  *   May 13, 1972: "Sacrifice - New Gulf Service Station, 50 seat licensed restaurant with view of mountains, lake, Grossing approx. $70,000, terms arranged. John Wiebe, Mile 463 Alaska Hwy., Muncho Lake." (Vancouver Sun)
  *   May 4, 1974: "Must sacrifice thriving business on beautiful Muncho Lake in northern B.C. 50 seat restaurant, gas & service station, boat rentals, motel, trailer camping. 7 acres with 420' on lake & 420' on Alaska Hwy. Residence and staff quarters. Grossed $100,000 in 7 mos. Will consider any reas. ofr. Il] health reason for selling. Write Wiebe Wilderness Resort, PO Box 38, Muncho Lake, B.C., or phone 776-3453 via Fort Nelson, B.C." (The Province)

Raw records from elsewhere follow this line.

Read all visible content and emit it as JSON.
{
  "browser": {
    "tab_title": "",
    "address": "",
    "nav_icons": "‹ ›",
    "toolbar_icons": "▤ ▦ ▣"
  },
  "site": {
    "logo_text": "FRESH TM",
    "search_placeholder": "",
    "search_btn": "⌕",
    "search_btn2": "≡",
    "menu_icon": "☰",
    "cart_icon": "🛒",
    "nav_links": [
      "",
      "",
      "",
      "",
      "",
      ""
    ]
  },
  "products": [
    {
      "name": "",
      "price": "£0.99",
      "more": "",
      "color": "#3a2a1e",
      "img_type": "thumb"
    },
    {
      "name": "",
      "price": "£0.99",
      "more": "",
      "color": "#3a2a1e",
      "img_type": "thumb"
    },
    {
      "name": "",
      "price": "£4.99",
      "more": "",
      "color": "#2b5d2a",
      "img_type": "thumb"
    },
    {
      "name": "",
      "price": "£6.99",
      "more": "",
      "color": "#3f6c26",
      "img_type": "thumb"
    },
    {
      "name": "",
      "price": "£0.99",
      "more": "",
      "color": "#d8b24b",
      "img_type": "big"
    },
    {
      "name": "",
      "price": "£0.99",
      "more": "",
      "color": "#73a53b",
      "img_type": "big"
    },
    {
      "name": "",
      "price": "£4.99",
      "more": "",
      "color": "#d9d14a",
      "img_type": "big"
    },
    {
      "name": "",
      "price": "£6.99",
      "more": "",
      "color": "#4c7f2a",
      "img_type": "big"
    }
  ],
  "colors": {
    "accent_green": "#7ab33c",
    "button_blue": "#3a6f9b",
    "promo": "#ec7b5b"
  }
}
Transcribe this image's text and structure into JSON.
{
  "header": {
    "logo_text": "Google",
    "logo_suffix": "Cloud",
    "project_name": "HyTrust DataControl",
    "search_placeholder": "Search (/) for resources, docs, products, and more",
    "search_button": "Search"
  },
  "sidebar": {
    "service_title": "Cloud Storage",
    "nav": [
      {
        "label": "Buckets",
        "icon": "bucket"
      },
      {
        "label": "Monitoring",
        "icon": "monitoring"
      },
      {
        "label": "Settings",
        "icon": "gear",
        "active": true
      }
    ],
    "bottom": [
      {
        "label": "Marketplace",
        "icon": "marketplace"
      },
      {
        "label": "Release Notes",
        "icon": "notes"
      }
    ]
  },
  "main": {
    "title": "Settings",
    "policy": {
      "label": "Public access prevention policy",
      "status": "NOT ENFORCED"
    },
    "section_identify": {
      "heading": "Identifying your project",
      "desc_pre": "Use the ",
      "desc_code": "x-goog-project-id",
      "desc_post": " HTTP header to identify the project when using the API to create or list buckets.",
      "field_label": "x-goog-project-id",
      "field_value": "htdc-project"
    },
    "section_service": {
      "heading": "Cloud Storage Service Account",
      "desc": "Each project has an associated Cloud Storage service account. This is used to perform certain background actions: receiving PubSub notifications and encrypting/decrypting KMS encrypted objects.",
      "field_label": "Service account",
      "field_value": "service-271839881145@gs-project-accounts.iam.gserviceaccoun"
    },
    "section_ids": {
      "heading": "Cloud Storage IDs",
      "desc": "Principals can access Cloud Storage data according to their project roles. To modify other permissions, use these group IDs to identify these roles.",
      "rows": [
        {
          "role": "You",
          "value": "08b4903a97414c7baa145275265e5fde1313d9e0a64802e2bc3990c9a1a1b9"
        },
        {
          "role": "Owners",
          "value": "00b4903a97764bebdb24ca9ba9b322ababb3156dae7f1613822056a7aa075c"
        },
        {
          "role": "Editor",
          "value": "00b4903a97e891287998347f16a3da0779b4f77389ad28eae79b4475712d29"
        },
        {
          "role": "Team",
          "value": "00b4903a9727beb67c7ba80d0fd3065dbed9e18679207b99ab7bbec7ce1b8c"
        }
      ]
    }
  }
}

  *   July 29, 1992: "July 17. We camped at Wiebe's Wilderness Resort (near Muncho Lake). The term 'store' in this part of the country consists of a few canned goods, milk at 65 cents a quart, hamburger (frozen) $1.45 a pound and the alternate of frozen wieners. In other words, what they can do without in the restaurant they will sell to the campers." (Terrace Standard)



Part 2: Lodges from Mile 496 to Mile 918 - Liard Hotsprings to Whitehorse

All photos are © 1990-2021 by Murray Lundberg, and are not to be reproduced without permission.